Being a public servant with a degree of concern over my job, and a Libertarian who absolutely believes that government is far too big, far too intrusive and far too expensive puts me in an invidious position. Sometimes I sound like the turkey voting for Christmas, knowing that the policy I support could result in my standing in the dole queue. But there you go.
So it is not without sympathy that I learn 75 public sector jobs are to be lost with the disbanding of the British Film Council. But I find myself asking the question, 'whilst the BFC may have had a hand in the production of some fine movies, is it really the place of the state to be making them?'
The arts is without doubt important, but it is also very divisive. Is it acceptable to throw large amounts of public cash at the opera or the ballet, despite the minority appeal? Many would say not. Is it more or less acceptable to do the same for a more popular entertainment medium?
I don't know how the BFC works, but I do know how the public sector works. Whilst films like Vera Drake and the Last King of Scotland were undoubted artistic successes, and I should imagine made a profit, would private investors want to be involved? There's a simple answer, it is yes. If there is a profit to be made of course private money can be attracted. But I'm betting that the bureacratic restraints that the public sector will always bring to the party scares off more private investors than it attracts. Thus it becomes a self fulfilling prophecy that films are hard to make without the help of the BFC, but the BFC makes it hard for people to make films. Sounds rather like the benefits system.
It is rather predictable when Tim Bevan, chairman of the Film Council says, 'Abolishing the most successful film support organisation the UK has ever had is a bad decision'. Well, he would say that, wouldn't he?
It is also rather predictable when the UCU lecturers' union warned that an expansion of the private sector would be a "disaster" and that the creation of a new private university was the "beginning of a slippery slope.
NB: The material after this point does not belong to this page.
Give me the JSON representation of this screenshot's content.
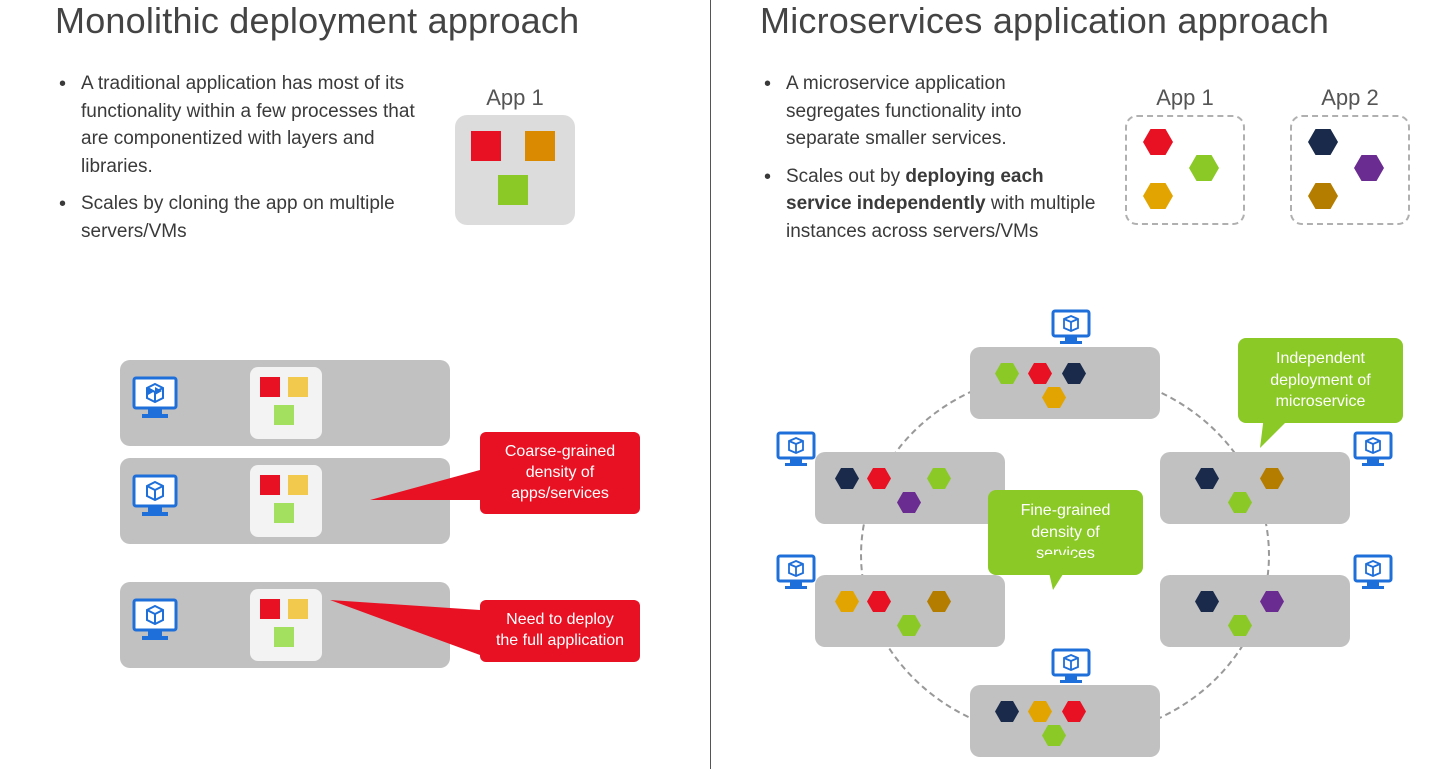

Note that there's no suggestion that any existing universities will be closed, but apparently, "Encouraging the growth of private providers and making it easier for them to call themselves universities would be a disaster for the UK's academic reputation. It would also represent a huge threat to academic freedom and standards."
Well, I hate to break it to you, but our academic reputation ain't what it was. We have people going into remedial classes when they start uni because they karnt rite proper, and when they do get a degree it is a BA in Eastenders or a BSc in Climate Change Management or somesuch guff. My experience of uni, where I did a perfectly useless journalism (sort of) degree was that the tutors were more interested in using us as guinea pigs for their PhD research and making us parrot their political dogma than actually delivering anything of worth. A private uni won't have that luxury. Fail to deliver a course in an acceptable manner and that is worth something, and pretty soon the university will be closed.
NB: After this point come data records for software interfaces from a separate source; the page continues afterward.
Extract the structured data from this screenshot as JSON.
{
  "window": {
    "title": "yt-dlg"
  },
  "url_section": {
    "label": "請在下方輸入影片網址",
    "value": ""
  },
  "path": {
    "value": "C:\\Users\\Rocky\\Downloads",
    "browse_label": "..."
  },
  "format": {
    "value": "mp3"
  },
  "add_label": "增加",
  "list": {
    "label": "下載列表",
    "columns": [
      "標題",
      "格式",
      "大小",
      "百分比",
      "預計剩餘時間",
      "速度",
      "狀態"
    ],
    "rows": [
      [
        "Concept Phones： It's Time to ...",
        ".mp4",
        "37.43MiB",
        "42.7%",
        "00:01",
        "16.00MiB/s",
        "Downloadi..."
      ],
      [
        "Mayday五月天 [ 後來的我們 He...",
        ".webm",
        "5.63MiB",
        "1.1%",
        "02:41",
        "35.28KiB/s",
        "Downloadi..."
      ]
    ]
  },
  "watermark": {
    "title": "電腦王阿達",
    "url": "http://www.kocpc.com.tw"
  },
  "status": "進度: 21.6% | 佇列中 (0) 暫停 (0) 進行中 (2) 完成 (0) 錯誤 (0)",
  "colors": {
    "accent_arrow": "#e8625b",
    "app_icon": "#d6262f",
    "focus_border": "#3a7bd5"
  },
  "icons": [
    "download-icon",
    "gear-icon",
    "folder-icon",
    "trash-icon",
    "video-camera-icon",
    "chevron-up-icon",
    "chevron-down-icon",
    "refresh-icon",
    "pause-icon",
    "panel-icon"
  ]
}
As for academic freedom, a bigger lot of rot it is hard to imagine. When has a centralised system ever resulted in freedom?
And finally to the boys in blue, their not at all political brass are complaining about elected commissioners. Sir Hugh Orde, president of the Association of Chief Police Officers[. . .] said Acpo would "need to examine in detail the government's proposals for maintaining operational independence against the practical reality of directly-elected police and crime commissioners".
Operational independence? Give me a break will you. Firstly, the police are not independent. Chief Constables have been effective political appointments for years now, as evidenced by the Sir Ian Blair mess. Secondly, the Home Sec says jump, you jump. Unless that is a new Home Sec says something you don't like, then you ignore it. So by independent, do you actually mean unaccountable? I think so.
Finally, the police should not be independent. They should be wholly dependent, dependent on the support and wishes of the community that they serve. If you aren't producing the results and performances that the public want, then too bloody right your arse should be shipped out.
I refer you to the Peelian Principles:
The ability of the police to perform their duties is dependent upon the public approval of police actions.That does not mean impounding kids toys such as happened at the Kingsnorth power station protest.
That does not mean beating a man sufficiently to kill him, such as happened with Ian Tomlinson.
That does not mean demanding innocent people delete photographs such as happens time and time again.
Police, at all times, should maintain a relationship with the public that gives reality to the historic tradition that the police are the public and the public are the police; the police being only members of the public who are paid to give full-time attention to duties which are incumbent upon every citizen in the interests of community welfare and existence.You are entirely dependent upon us. You would do well to remember it.
Any candidate Commish who promotes such a simple, clear and effective policy will get my vote in a heartbeat.